The CDC has urged all young women to seriously take into consideration the importance of consuming the required amount of folic acid daily, through supplements, fortified foods, or both in addition to a folate-rich diet to prevent serious birth defects.
Mostly, the defects related to folic acid deficiency are called neural tube defects, which cause the malformation of the brain or spinal cord, often resulting in severe disability or death.
For best results, a woman needs to have adequate folate levels not just after becoming aware of her pregnancy but rather from the very beginning of it. Since many pregnancies are not planned, sufficient consumption of folic acid is advised for any woman of childbearing age even if she is not trying to conceive.
According to the CDC the women of childbearing age in United States, only 40 per cent take daily supplements of folic acid. While among women aged 18-24, who account for nearly a third of all U.S. births, the percentage goes further down to 30 per cent.
A survey of approximately 2,000 U.S. women aged 18-45, was conducted by the Gallup Organization for the March of Dimes between 2003 and 2007. While another study was conducted to examine folic acid knowledge and consumption among women of childbearing age in Puerto Rico and was carried out between 1996 and 2006.
The results of the studies appear in this week’s issue of the Morbidity and Mortality Weekly Report.

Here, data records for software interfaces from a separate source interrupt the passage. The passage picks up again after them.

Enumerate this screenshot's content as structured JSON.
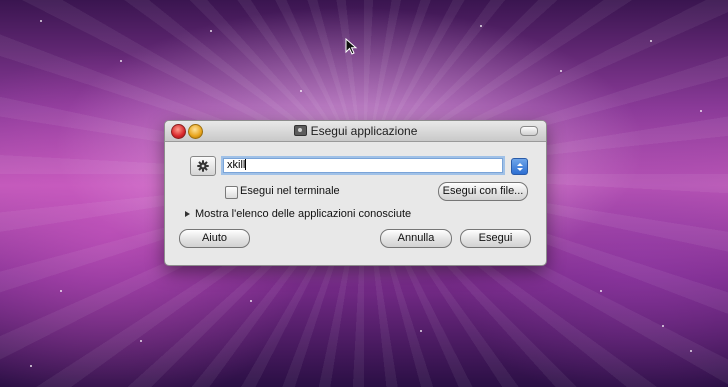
{
  "window": {
    "title": "Esegui applicazione"
  },
  "command": {
    "value": "xkill"
  },
  "options": {
    "run_in_terminal_label": "Esegui nel terminale",
    "run_in_terminal_checked": false,
    "run_with_file_label": "Esegui con file..."
  },
  "apps_list": {
    "toggle_label": "Mostra l'elenco delle applicazioni conosciute",
    "expanded": false
  },
  "buttons": {
    "help": "Aiuto",
    "cancel": "Annulla",
    "run": "Esegui"
  },
  "colors": {
    "focus_ring": "#7aa4d8",
    "combo_arrow": "#2d6fd2",
    "close_button": "#d8262a",
    "minimize_button": "#e7a31a"
  }
}
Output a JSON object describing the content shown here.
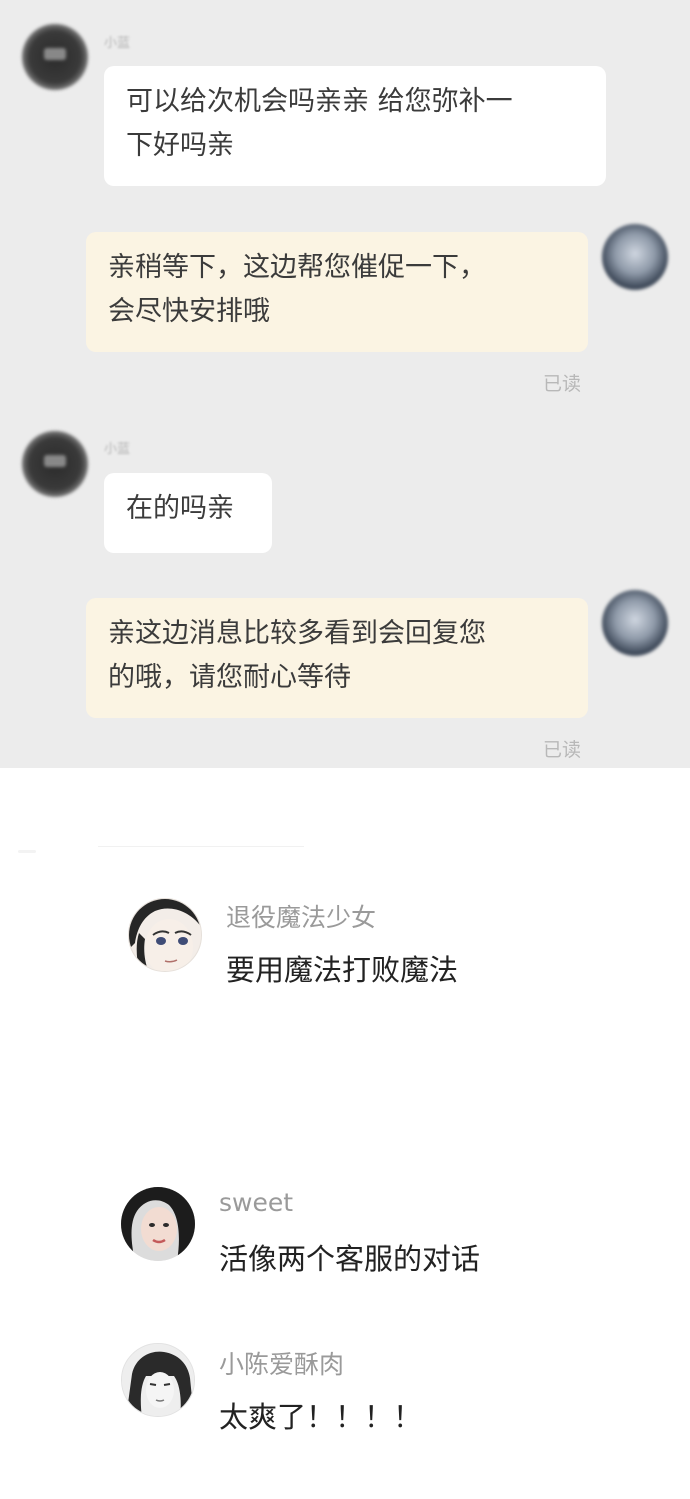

Folic acid, a form of water soluble Vitamin B9 is found in green leafy vegetables like spinach and turnip greens, and in fortified breads, breakfast cereal, flours and other grain products.